Innovation is the beating heart of the American economy, and nowhere is that more true than in the energy industry. While the private sector plays the dominant role in commercializing the new technologies that will reinvent the energy sector, smart federal investments should seek to address critical gaps in the innovation process.
Energy is, for the most part, a low-cost commodity product. Generally, companies wishing to offer energy services in the marketplace face high capital requirements, long lead times, and daunting regulatory hurdles—all in pursuit of comparatively modest profit margins. Not surprisingly, these challenges mean energy providers tend to underinvest in disruptive new energy technologies. Consequently, government can play a critical and appropriate role by partnering with industry to help reduce the costs of cleaner energy through innovation.
Because energy underpins every facet of modern society, the importance of ensuring clean, affordable, reliable energy is clear. As nations around the world race to muster available resources to meet that challenge, energy access, security, and environmental benefits are critically important. The economic opportunity presented by a well-functioning energy innovation ecosystem is easily in the trillions of dollars. The United States’ energy research and development architecture, housed primarily within the Department of Energy, has historically positioned the nation as a global leader in energy innovation. That position will not, however, sustain itself without an understanding and commitment from both government and the private sector to ensure the United States realizes its full potential to reap the enormous environmental, security, and economic benefits of energy innovation.
The innovation process for breakthrough technologies is often described as a pipeline, with basic research leading to applied research, followed by invention, prototyping, demonstration, and finally deployment.
The American Energy Innovation Council (AEIC) is a group of corporate leaders who came together in 2010 as a result of a common concern over America’s insufficient commitment to energy innovation. We speak as executives with broad-based success in innovation, who, in the course of our careers, have been called upon to overcome obstacles, seize opportunities, and make difficult decisions, all in the pursuit of building great American companies. We seek to share that experience as it relates to meeting the clean energy challenge.
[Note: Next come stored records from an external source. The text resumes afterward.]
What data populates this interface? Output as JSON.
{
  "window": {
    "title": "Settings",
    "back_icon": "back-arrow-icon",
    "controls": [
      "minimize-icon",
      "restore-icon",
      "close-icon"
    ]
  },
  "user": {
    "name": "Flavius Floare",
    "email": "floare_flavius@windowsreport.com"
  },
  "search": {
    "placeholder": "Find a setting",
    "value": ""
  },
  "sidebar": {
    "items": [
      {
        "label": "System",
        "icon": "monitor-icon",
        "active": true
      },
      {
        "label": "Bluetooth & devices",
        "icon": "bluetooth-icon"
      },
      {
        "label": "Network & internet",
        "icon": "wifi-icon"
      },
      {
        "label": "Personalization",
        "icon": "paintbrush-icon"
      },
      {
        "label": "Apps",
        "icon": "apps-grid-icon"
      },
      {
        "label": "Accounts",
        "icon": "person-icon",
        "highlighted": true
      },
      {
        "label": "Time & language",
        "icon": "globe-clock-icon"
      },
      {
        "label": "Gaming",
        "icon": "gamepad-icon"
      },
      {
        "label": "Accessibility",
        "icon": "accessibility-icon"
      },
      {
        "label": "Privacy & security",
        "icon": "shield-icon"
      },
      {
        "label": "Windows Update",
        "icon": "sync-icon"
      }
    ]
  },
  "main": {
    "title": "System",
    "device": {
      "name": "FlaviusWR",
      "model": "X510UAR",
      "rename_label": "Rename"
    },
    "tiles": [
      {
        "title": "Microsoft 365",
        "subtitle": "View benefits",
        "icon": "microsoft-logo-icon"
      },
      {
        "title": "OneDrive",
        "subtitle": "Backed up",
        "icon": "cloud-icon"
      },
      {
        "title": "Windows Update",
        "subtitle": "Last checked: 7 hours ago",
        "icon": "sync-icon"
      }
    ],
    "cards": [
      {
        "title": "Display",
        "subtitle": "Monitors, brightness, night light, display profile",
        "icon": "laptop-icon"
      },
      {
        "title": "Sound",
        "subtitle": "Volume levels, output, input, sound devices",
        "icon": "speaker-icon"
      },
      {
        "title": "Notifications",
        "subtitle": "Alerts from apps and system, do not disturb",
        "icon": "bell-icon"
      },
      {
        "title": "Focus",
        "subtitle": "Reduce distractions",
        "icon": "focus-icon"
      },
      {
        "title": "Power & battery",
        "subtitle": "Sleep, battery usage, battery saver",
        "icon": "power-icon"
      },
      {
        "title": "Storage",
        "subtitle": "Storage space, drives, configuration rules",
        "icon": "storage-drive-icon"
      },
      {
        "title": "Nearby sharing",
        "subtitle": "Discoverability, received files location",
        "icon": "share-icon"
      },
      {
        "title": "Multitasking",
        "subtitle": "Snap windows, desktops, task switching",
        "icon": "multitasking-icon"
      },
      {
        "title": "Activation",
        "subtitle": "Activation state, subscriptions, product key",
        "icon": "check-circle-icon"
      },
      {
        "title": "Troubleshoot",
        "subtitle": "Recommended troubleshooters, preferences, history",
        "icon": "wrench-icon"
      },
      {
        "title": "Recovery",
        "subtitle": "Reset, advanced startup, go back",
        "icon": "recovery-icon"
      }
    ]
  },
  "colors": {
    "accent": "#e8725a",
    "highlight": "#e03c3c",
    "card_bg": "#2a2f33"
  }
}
AEIC is a project of the Bipartisan Policy Center.
KEYWORDS: DEPARTMENT OF ENERGY